  4. Middlemen such as banks or brokerages are circumvented, thereby reducing the listing cost for the company;
  5. Smart contracts make it easier to transact with investors; and
  6. There is an opportunity to deal directly with the investors.
  7. Fractionalized ownership of assets: One major advantage for an investor is that it provides the opportunity for fractionalized ownership of assets, which traditionally could not be accessed by a mid-level investor. Using STOs, companies can tokenize hotels, major real estate properties, a big yacht, major infrastructural projects etc. Meanwhile, by investing in the STOs, the investor will get a fractional right or ownership of the underlying asset. 

Conclusion

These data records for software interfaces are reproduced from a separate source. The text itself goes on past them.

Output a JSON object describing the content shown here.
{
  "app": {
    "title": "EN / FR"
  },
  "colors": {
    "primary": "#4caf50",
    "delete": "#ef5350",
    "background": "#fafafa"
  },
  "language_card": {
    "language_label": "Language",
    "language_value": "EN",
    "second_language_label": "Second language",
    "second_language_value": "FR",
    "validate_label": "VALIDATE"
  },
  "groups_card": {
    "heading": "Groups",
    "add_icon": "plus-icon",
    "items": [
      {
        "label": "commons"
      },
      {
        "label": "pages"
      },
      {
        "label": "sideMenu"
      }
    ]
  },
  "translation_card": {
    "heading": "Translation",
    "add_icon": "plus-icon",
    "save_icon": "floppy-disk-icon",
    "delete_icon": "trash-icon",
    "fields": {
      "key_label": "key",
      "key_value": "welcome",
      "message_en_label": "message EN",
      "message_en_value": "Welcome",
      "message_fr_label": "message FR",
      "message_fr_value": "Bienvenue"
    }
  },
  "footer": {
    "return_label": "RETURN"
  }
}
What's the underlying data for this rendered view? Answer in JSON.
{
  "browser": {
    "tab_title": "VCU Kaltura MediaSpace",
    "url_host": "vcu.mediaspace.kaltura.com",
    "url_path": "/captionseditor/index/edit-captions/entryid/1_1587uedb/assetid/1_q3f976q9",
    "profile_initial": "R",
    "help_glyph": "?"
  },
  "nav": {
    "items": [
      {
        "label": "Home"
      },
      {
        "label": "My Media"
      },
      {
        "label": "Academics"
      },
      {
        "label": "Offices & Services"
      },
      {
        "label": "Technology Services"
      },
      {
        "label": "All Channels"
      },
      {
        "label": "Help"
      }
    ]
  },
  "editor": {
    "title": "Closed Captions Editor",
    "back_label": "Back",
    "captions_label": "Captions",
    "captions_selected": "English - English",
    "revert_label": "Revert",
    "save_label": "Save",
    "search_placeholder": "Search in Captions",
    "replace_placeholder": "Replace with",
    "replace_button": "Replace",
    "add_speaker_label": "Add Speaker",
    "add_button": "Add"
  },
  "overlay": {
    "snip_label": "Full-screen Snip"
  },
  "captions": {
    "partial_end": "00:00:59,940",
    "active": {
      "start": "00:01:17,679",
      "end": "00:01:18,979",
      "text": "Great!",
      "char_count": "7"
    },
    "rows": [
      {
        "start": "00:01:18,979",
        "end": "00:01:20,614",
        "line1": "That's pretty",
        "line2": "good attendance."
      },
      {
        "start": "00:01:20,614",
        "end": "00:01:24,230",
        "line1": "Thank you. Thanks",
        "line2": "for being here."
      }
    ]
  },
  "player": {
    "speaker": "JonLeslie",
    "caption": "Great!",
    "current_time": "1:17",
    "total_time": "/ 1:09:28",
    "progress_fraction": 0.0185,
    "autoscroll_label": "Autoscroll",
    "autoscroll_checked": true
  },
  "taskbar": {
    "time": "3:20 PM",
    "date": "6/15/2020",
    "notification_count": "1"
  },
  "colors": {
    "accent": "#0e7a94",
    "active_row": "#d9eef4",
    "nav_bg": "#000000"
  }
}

It is evident that STOs are the way forward in terms of raising funds for companies. A token issued through an STO can grant its holder the right, under certain conditions, to receive regular payment distributions from the issuing company. However, in reality, very few companies have opted to issue STOs, as many regulatory bodies still lack the expertise to handle STOs in the real world despite the legal frameworks in place. Nonetheless, despite such shortcomings, in the long run, with an increased level of participation from start-ups and other entities, STOs will lead the fundraising industry to new heights.

Author:

Adv. Shayan Dasgupta
Corporate & Commercial Law | M&A | FinTech, Blockchain & AI
shayan.dasgupta@bestwinslaw.com